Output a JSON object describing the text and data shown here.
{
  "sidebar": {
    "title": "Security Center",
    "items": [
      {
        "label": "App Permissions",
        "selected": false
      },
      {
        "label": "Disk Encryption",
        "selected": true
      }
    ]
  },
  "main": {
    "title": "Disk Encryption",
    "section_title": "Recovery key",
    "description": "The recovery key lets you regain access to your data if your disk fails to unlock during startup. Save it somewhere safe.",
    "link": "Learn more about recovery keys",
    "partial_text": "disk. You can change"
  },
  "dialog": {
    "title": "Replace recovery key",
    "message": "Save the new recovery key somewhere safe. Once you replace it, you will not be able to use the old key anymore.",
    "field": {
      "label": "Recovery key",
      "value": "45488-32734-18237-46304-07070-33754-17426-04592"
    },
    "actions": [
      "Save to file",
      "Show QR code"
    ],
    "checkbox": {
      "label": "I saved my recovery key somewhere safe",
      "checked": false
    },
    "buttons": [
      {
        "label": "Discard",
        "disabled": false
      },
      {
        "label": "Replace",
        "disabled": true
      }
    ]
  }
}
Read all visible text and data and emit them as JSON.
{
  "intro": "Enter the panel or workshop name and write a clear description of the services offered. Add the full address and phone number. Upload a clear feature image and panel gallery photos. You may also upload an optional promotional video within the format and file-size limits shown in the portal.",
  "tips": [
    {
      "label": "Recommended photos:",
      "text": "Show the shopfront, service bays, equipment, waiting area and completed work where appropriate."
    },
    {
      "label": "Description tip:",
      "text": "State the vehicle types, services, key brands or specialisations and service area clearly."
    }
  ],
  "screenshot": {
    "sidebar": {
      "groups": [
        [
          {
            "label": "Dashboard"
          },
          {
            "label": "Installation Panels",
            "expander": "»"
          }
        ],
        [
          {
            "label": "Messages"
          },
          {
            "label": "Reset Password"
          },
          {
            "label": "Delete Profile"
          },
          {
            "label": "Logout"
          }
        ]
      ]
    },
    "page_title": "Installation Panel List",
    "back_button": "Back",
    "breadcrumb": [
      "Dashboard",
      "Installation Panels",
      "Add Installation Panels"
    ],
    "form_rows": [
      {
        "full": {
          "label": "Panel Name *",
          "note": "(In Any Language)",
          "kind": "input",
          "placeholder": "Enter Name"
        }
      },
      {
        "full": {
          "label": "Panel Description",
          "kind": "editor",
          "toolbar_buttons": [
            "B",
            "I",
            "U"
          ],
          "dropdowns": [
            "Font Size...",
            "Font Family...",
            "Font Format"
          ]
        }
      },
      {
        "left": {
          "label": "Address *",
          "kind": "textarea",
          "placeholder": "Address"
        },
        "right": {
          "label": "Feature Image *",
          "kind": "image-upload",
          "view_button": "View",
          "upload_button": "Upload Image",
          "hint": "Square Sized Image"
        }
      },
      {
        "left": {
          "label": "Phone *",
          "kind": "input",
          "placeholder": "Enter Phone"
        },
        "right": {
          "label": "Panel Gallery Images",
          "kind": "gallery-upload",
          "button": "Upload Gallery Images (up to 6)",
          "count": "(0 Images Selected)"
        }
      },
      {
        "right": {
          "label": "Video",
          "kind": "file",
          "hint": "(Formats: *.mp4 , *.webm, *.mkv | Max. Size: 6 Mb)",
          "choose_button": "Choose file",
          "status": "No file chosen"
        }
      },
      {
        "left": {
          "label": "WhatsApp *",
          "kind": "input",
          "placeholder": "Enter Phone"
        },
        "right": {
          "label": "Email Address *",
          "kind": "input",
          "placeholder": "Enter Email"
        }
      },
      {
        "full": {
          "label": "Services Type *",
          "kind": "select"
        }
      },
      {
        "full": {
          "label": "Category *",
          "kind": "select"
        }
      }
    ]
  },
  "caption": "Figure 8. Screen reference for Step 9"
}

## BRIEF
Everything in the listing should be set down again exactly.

## SOLUTION BELOW
Output a JSON object describing the text and data shown here.
{
  "sidebar": {
    "title": "Security Center",
    "items": [
      {
        "label": "App Permissions",
        "selected": false
      },
      {
        "label": "Disk Encryption",
        "selected": true
      }
    ]
  },
  "main": {
    "title": "Disk Encryption",
    "section_title": "Recovery key",
    "description": "The recovery key lets you regain access to your data if your disk fails to unlock during startup. Save it somewhere safe.",
    "link": "Learn more about recovery keys",
    "partial_text": "disk. You can change"
  },
  "dialog": {
    "title": "Replace recovery key",
    "message": "Save the new recovery key somewhere safe. Once you replace it, you will not be able to use the old key anymore.",
    "field": {
      "label": "Recovery key",
      "value": "45488-32734-18237-46304-07070-33754-17426-04592"
    },
    "actions": [
      "Save to file",
      "Show QR code"
    ],
    "checkbox": {
      "label": "I saved my recovery key somewhere safe",
      "checked": false
    },
    "buttons": [
      {
        "label": "Discard",
        "disabled": false
      },
      {
        "label": "Replace",
        "disabled": true
      }
    ]
  }
}
Read all visible text and data and emit them as JSON.
{
  "intro": "Enter the panel or workshop name and write a clear description of the services offered. Add the full address and phone number. Upload a clear feature image and panel gallery photos. You may also upload an optional promotional video within the format and file-size limits shown in the portal.",
  "tips": [
    {
      "label": "Recommended photos:",
      "text": "Show the shopfront, service bays, equipment, waiting area and completed work where appropriate."
    },
    {
      "label": "Description tip:",
      "text": "State the vehicle types, services, key brands or specialisations and service area clearly."
    }
  ],
  "screenshot": {
    "sidebar": {
      "groups": [
        [
          {
            "label": "Dashboard"
          },
          {
            "label": "Installation Panels",
            "expander": "»"
          }
        ],
        [
          {
            "label": "Messages"
          },
          {
            "label": "Reset Password"
          },
          {
            "label": "Delete Profile"
          },
          {
            "label": "Logout"
          }
        ]
      ]
    },
    "page_title": "Installation Panel List",
    "back_button": "Back",
    "breadcrumb": [
      "Dashboard",
      "Installation Panels",
      "Add Installation Panels"
    ],
    "form_rows": [
      {
        "full": {
          "label": "Panel Name *",
          "note": "(In Any Language)",
          "kind": "input",
          "placeholder": "Enter Name"
        }
      },
      {
        "full": {
          "label": "Panel Description",
          "kind": "editor",
          "toolbar_buttons": [
            "B",
            "I",
            "U"
          ],
          "dropdowns": [
            "Font Size...",
            "Font Family...",
            "Font Format"
          ]
        }
      },
      {
        "left": {
          "label": "Address *",
          "kind": "textarea",
          "placeholder": "Address"
        },
        "right": {
          "label": "Feature Image *",
          "kind": "image-upload",
          "view_button": "View",
          "upload_button": "Upload Image",
          "hint": "Square Sized Image"
        }
      },
      {
        "left": {
          "label": "Phone *",
          "kind": "input",
          "placeholder": "Enter Phone"
        },
        "right": {
          "label": "Panel Gallery Images",
          "kind": "gallery-upload",
          "button": "Upload Gallery Images (up to 6)",
          "count": "(0 Images Selected)"
        }
      },
      {
        "right": {
          "label": "Video",
          "kind": "file",
          "hint": "(Formats: *.mp4 , *.webm, *.mkv | Max. Size: 6 Mb)",
          "choose_button": "Choose file",
          "status": "No file chosen"
        }
      },
      {
        "left": {
          "label": "WhatsApp *",
          "kind": "input",
          "placeholder": "Enter Phone"
        },
        "right": {
          "label": "Email Address *",
          "kind": "input",
          "placeholder": "Enter Email"
        }
      },
      {
        "full": {
          "label": "Services Type *",
          "kind": "select"
        }
      },
      {
        "full": {
          "label": "Category *",
          "kind": "select"
        }
      }
    ]
  },
  "caption": "Figure 8. Screen reference for Step 9"
}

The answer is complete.